The Tips

1. Learn the ropes. Before Ong started Love With Food, she had zero experience with the food industry, so she went to a lot of startup events to build her network of entrepreneurs and attended trade shows to learn more. She knew that going down a startup path would be a huge risk. “I gave myself a timeline and amount of savings I allowed myself to deplete before I went on this whirlwind adventure. The timeline and savings limit drew a clear line for me to know when to quit,” Ong explains.

2. Connect with friends. It was while helping her friend sell food at a local farmers’ market that Ong realized that there was a disconnect between creative food makers and the consumers who would want their products. This revelation is what she turned into her successful company. Then, when Ong needed some extra help with her startup, her pals jumped in to get the work done: “When I started the business, I needed labor to help kit the boxes and then drive them to the post office. My friends all chipped in a few hours to help so that the boxes could be mailed in time.”

3. Tune in to mission control. A huge part of the inspiration behind Love With Food was combating childhood hunger and food poverty, which is why each box purchased equals at least one meal for a food bank. Connecting with this vision has made the long, hard journey of being a solo entrepreneur easier for Ong, because she knows that she’s able to do something she loves that’s also tied to her passionate beliefs.

4. Deliver high-quality goods. For Ong, the bar for a snack to be included in her Love With Food box is set very high. “The snacks have to be unique, made with all-natural ingredients, and free from MSG, high fructose corn syrup, trans-fat, and artificial colorings or flavorings,” Ong tells us. Members rave about the selections — including the gluten-free box — and love the variety they get every month.

5. Ask for help. After Ong first conceived of Love With Food, she wanted to know if the idea was a sellable one, so she started by speaking with other food entrepreneurs to find out what they thought. “It’s good to test the idea with non-friends and family, so you’ll know that you are getting unbiased feedback,” recommends Ong. When the other professionals responded positively, she knew it was a good idea and kept moving forward.

6. Follow your gut. If you’re fantasizing about starting your own business, Ong advises you to pursue your dreams. While she acknowledges that there will be naysayers who will discourage you from following your passions, she encourages, “Life is too short to hang out with people who only know how to criticize or stop you from your dreams.” Keep going, even when unfounded doubt sets in.

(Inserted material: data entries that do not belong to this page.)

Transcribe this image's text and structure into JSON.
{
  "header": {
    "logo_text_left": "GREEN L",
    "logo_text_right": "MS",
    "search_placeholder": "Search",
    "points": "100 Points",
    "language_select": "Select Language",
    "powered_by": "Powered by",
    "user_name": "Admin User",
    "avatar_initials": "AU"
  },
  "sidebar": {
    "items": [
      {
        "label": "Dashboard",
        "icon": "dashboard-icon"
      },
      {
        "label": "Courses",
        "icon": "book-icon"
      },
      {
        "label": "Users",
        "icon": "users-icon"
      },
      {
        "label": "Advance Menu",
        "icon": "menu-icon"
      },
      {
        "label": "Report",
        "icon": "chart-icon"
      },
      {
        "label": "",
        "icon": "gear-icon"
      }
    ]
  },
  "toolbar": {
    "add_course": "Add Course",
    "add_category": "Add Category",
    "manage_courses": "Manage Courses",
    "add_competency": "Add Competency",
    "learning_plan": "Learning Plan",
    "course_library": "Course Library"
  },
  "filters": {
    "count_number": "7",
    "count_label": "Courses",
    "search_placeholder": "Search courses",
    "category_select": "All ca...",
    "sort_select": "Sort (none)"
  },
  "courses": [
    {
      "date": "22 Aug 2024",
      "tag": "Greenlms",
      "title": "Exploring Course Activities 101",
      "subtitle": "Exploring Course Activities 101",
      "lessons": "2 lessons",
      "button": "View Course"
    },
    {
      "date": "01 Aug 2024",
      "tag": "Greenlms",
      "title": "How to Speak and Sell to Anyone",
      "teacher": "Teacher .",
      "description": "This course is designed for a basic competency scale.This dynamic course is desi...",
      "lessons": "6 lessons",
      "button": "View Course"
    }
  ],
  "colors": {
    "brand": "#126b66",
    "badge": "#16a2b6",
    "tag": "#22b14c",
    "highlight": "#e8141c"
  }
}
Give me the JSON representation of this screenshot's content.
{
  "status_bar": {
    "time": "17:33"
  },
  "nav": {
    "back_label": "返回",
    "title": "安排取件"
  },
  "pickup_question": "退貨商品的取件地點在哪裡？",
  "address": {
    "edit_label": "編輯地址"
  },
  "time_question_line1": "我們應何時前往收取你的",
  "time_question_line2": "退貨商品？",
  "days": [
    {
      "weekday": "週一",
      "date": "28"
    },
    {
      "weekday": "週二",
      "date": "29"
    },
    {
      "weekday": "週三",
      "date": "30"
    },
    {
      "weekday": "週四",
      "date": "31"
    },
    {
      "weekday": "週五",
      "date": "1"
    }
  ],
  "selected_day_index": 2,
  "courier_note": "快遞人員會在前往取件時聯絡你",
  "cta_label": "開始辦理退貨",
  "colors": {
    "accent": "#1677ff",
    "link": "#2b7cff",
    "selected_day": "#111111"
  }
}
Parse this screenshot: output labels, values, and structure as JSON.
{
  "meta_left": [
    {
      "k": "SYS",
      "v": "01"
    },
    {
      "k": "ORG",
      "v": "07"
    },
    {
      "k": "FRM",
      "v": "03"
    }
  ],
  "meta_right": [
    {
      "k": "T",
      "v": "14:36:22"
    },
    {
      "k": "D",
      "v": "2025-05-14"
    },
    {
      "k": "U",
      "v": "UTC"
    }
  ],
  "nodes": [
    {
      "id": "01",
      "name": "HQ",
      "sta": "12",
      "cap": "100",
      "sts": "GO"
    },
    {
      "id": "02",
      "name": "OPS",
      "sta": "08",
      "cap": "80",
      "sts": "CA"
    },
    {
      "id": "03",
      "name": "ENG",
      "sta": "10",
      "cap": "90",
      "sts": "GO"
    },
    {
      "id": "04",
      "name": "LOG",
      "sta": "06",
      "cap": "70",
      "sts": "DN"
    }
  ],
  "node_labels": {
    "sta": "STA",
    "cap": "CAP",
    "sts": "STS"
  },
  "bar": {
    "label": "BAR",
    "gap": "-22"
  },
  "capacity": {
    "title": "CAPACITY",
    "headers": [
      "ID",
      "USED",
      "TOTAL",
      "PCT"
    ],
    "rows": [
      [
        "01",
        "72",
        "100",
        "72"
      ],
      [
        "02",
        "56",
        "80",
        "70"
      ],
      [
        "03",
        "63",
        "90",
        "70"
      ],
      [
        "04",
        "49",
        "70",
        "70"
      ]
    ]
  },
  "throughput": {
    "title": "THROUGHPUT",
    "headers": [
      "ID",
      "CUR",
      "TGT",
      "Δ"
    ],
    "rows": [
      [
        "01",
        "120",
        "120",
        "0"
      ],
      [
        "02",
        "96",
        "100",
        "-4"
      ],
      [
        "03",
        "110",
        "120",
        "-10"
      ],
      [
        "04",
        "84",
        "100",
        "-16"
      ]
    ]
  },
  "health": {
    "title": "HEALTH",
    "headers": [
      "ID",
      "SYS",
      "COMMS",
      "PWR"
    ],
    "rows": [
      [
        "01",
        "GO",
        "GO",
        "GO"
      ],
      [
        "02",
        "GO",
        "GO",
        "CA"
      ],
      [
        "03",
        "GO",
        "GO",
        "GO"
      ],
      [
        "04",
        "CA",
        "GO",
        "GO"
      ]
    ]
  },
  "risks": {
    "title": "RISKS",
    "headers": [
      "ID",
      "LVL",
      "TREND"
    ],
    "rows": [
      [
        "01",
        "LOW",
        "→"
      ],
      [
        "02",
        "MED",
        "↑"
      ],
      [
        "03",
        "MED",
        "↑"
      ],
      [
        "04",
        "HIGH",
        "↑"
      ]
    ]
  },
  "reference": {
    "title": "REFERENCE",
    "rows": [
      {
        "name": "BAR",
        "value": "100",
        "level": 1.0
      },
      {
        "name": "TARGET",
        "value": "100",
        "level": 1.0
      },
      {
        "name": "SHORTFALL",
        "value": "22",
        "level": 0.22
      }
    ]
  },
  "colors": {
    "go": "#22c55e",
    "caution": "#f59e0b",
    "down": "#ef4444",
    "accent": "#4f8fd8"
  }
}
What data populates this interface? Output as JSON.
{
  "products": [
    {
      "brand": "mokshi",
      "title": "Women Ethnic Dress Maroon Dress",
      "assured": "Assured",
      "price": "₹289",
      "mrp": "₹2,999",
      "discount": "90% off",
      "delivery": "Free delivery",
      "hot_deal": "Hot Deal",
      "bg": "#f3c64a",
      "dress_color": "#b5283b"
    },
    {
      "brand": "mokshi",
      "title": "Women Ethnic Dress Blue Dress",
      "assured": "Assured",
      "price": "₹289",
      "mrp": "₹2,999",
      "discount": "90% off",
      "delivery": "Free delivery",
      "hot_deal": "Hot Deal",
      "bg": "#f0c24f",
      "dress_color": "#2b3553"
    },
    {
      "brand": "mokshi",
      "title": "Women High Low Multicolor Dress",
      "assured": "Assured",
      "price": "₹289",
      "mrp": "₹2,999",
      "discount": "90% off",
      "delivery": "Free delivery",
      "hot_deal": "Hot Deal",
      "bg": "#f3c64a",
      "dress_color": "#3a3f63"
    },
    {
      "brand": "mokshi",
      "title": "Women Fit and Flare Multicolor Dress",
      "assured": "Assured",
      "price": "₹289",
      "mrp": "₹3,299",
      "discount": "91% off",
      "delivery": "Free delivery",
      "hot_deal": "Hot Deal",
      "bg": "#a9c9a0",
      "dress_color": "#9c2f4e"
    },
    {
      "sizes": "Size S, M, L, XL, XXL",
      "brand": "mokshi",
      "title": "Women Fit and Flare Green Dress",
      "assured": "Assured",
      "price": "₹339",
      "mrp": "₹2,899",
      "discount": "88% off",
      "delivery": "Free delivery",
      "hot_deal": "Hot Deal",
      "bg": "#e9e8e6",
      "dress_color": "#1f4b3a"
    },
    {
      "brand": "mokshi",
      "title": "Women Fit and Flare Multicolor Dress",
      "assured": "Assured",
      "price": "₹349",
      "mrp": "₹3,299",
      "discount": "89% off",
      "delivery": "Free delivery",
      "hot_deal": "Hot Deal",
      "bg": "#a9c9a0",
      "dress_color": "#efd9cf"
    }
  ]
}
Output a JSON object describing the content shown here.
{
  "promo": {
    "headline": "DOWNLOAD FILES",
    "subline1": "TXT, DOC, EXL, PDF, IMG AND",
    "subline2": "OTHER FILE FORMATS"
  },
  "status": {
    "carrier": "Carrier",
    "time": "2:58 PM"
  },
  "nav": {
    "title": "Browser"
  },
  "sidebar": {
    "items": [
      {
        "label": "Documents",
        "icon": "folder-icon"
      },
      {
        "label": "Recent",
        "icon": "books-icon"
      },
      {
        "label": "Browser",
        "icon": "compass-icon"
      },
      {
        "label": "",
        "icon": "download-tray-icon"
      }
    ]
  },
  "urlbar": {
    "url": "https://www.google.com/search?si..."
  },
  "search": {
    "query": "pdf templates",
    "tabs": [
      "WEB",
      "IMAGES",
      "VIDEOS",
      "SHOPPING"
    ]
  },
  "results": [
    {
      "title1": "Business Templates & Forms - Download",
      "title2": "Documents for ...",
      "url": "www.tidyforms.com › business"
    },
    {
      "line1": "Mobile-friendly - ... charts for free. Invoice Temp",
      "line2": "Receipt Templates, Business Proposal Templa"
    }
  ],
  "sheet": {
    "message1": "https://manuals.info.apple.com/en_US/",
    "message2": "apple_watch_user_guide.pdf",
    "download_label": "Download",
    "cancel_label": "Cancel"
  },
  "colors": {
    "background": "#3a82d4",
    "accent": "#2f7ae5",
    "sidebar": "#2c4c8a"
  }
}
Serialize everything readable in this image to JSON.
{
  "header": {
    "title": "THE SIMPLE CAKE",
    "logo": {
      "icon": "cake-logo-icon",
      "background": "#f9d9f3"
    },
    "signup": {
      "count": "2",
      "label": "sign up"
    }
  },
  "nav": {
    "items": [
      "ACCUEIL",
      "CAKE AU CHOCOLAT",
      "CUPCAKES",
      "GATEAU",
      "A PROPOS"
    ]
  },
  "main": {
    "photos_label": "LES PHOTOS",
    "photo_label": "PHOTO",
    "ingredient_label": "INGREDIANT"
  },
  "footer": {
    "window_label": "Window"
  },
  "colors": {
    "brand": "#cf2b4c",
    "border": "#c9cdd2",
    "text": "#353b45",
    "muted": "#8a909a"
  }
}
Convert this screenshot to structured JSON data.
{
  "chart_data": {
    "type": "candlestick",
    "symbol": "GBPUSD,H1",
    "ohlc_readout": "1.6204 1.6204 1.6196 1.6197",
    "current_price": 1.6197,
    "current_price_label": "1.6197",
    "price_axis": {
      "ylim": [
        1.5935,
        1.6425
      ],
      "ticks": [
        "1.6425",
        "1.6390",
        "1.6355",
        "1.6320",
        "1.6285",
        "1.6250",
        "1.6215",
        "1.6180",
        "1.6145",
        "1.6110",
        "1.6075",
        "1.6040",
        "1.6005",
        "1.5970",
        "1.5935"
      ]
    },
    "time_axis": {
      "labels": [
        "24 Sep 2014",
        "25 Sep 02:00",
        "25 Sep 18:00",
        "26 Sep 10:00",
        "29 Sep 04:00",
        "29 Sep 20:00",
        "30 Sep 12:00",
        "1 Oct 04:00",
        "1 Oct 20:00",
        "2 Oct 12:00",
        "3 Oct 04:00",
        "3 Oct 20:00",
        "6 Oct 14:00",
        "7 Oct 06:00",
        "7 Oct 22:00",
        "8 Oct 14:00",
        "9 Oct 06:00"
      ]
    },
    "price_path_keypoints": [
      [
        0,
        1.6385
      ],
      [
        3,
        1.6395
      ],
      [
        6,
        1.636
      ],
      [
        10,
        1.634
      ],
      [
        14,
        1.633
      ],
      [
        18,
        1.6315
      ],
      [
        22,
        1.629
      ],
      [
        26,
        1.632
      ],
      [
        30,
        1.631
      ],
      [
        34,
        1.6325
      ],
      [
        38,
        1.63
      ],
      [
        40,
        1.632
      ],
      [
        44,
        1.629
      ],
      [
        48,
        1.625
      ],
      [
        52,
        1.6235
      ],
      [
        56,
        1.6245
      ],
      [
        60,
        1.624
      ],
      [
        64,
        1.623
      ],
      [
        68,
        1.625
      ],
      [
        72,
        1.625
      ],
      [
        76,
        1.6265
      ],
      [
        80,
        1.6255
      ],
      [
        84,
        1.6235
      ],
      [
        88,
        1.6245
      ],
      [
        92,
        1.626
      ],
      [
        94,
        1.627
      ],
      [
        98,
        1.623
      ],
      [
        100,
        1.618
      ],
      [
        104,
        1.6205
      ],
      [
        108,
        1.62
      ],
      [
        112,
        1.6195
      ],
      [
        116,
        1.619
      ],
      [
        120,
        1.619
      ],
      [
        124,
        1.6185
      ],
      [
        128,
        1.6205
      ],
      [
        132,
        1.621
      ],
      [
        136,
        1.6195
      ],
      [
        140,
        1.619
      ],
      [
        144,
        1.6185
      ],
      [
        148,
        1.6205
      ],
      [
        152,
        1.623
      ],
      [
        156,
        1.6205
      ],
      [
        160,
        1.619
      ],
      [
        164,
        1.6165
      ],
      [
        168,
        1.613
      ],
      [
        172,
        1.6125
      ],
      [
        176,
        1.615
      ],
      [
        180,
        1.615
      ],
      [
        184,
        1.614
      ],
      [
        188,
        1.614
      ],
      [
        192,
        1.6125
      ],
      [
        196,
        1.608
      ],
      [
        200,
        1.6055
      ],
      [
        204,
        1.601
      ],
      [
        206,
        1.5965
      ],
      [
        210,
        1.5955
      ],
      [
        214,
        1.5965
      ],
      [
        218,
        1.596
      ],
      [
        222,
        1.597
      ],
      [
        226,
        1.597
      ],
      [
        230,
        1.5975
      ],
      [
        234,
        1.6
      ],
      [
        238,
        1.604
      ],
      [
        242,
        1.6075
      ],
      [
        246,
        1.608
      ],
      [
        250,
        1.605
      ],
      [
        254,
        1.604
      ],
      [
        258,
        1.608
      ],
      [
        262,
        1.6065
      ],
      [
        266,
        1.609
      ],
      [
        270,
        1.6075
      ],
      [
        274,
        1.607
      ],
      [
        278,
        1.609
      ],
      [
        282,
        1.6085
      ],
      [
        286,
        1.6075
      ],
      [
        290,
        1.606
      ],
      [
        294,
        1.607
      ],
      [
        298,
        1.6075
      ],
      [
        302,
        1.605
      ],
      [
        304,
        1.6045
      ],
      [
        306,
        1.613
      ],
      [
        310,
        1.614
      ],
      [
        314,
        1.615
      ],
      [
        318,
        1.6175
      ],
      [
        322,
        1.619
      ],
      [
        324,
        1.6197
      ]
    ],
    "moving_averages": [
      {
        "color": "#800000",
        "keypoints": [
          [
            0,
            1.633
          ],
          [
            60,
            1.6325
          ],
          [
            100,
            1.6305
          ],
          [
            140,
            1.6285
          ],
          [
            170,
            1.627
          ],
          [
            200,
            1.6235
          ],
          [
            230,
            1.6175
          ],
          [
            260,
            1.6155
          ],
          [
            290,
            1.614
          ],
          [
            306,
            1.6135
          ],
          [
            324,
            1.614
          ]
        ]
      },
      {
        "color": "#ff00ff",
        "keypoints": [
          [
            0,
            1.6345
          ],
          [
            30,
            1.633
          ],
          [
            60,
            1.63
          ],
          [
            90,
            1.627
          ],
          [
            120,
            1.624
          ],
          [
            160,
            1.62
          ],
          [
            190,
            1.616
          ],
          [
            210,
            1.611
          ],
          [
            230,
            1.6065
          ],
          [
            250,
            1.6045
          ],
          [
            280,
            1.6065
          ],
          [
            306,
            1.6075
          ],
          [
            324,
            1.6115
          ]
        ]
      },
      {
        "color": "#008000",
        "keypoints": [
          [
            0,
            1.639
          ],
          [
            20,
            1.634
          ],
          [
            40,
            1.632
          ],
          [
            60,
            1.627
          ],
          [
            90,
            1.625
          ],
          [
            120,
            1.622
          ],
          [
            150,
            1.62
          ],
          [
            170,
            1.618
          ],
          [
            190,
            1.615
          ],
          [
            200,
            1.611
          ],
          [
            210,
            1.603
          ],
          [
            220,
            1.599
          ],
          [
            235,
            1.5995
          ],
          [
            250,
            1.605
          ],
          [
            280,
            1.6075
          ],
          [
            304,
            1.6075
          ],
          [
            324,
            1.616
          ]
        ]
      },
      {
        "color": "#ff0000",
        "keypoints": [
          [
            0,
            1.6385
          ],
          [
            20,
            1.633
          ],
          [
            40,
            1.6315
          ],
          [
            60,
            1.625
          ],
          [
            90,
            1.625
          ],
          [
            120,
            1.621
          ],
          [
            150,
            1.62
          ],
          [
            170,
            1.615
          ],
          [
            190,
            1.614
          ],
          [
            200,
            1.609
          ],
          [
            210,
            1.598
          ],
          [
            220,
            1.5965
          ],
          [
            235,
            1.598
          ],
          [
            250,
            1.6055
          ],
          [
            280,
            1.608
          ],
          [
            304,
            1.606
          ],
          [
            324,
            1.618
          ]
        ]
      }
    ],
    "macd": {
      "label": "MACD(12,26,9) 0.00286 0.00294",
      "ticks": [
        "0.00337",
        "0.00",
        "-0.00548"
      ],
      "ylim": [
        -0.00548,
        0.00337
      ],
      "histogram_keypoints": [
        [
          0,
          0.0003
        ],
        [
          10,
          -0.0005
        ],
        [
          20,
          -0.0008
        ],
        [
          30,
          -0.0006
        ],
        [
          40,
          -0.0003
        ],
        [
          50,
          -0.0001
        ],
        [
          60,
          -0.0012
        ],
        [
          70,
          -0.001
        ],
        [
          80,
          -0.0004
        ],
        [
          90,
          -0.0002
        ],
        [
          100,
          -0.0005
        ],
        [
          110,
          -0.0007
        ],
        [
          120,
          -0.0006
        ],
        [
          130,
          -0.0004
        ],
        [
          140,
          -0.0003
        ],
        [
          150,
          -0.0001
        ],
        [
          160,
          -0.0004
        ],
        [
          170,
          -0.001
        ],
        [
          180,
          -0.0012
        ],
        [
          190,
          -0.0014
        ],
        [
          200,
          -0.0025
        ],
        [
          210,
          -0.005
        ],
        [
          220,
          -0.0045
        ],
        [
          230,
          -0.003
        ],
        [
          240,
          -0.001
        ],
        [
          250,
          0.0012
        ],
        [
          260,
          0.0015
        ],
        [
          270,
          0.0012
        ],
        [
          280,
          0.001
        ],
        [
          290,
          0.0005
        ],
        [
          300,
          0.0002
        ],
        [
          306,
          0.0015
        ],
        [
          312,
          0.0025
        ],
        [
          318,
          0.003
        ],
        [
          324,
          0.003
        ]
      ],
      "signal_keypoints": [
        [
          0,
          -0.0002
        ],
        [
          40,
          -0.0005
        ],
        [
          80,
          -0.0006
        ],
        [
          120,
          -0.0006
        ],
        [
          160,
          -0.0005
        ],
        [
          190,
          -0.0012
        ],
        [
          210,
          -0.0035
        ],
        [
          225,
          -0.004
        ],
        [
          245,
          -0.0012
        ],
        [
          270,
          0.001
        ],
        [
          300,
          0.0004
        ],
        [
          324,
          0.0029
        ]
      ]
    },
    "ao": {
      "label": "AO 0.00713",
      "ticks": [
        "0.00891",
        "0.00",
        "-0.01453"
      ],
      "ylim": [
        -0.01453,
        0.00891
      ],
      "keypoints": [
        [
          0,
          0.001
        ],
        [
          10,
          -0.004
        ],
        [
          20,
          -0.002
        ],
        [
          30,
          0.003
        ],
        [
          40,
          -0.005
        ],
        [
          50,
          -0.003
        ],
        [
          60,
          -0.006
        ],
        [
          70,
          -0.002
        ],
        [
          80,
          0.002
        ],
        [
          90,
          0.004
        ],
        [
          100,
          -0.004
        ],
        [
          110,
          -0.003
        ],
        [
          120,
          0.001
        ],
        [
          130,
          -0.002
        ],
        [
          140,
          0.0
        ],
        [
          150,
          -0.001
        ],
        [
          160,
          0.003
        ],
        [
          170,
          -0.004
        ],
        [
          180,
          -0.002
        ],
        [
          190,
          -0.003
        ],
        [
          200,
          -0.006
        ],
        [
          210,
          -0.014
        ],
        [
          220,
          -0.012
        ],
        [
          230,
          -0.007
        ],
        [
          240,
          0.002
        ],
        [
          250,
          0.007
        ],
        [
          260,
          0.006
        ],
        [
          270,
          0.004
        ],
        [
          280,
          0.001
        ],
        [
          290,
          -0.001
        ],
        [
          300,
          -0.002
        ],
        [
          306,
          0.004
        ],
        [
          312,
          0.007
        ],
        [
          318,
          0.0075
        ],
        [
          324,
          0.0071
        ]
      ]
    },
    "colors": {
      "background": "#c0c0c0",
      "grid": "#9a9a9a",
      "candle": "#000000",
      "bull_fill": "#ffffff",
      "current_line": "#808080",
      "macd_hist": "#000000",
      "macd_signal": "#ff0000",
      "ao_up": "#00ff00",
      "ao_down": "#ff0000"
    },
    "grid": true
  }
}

7. Make positive changes. As a solo founder, Ong loves the fact that starting her own company means that she has the ability to create jobs and new opportunities for other people. She shares one anecdote about seeing a man while driving one day holding a “Needs Work” sign. She stopped, gave the man her business card, and told him to come to the address on the card if he needed work. He showed up the very next day. “This was such a rewarding experience,” Ong relates, “because I was able to make a positive change in someone else’s life.”

Perfect Your Skills

1. Learn How to Run a Successful Subscription Business (Free): Subscription School offers dozens of online guides, videos, and webinars on how to start a subscription-based company. Topics covered include Building the Perfect Box: A Guide to Product Procurement, Four Best Practices for Facebook Page Management, and Communicating With Customers — Dos and Don’ts.

2. Money Management for Your Small Business ($29): Get strategic tips from financial coach Shanna Skidmore. She’ll walk you through how to manage and track your monthly expenses and understand the numbers of your business, as well as give you money-management advice to make tax day a breeze.

3. Start Your First Creative Business Online Class (Free): Draft a business plan, figure out if your business idea is a profitable one, and price your products with the help of #girlboss Jess Ekstrom, who launched her first business in 2012.

What’s your dream career? Tweet us @BritandCo to let us know, and we could feature it in the next column!

(Photos via Love With Food)